Allee Willis poses in front of a mural of herself, painted by a fan.
Allee Willis poses in front of a mural of herself, painted by a fan.

So she embarked on creating, and self-funding, “The D,” along with composer Andrae Alexander. Between 2013 and 2015, Willis recorded 70 singalongs around Detroit of a song she wrote, a love song to the city that ended up featuring 5,000 vocalists and musicians — Tomlin, Martha Reeves, Ricki Lake, Lamont Dozier and Mary Wilson among them. From there, she created a video which debuted last year at the DIA.

She’s not done with Detroit, though. After all these years behind the scenes, she’s feeling the urge to be in the spotlight. So she’s bringing her one-woman show, Allee Willis Loves Detroit! to town this month.

It’s another love letter to Detroit. It’s a walk through her own life.
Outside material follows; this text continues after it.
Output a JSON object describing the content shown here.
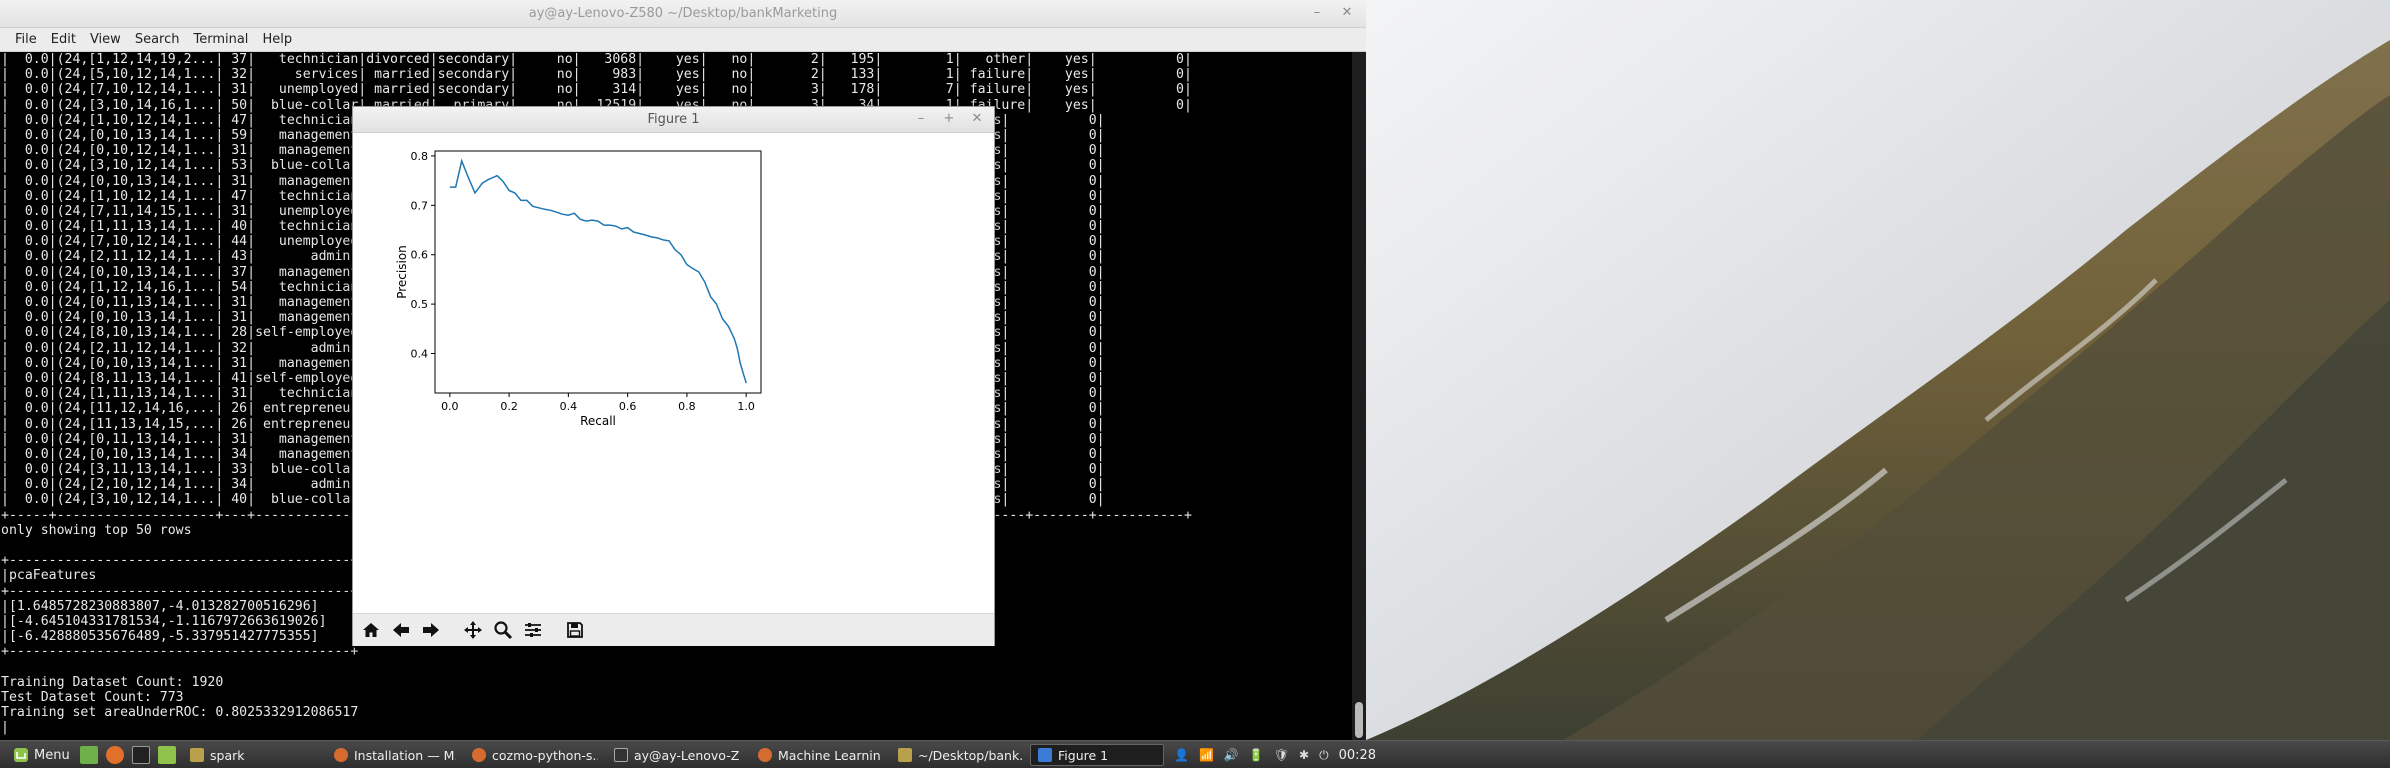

It’s a chance for singalongs to her — and our — favorite hits.

“My favorite songwriters were the ones writing about their life and real things,” Willis says. “That’s what I’ve always done. And this is another version of what I do.

“I write very specific performances for where I am. So this Detroit show — I’ve had a lot of my experiences there. It’s very funny; there’s lots of calamity. I call my shows ‘party performances,’” she says. “It’s like me trying to throw a party on the stage. I do an auction. I do as much comedy as music, and Andrae [Alexander] stands at the keyboard the whole time. I try to make it feel like being in my living room.

“It should be pandemonium. I can’t wait.”

She also has her favorite chef “in the whole world” on stage with her. Chef Greg, owner of Chef Greg’s Soul ’N’ the Wall on Curtis Street in Detroit, bought his restaurant from former owner Eddie Kendrix of the Temptations, who would hang out there.

“I was driving down the street one day, and he’s got this enormous mural of himself on the outside wall. I stopped to take a photo of it and Chef Greg ran out and said, ‘Take a picture of the real thing, fool!’” she says. “He’d just seen a documentary on Earth, Wind & Fire, and he recognized me. Now it’s my office away from home. He named a sandwich after me, the Boogaloo Wonderland.”

Despite the acclaim, the records sold, the success in most everything she touches — Allee Willis is not a household name. But this has been a big year for Willis. More awards, more acclaim, taking what she loves doing to yet another level.

“I always say I’m the world’s best-kept secret,” Willis says. “But I feel like this year I might get discovered.”


Allee Willis performs Allee Willis Loves Detroit! May 18-19 at the City Theatre in Detroit. $45. (800) 745-3000;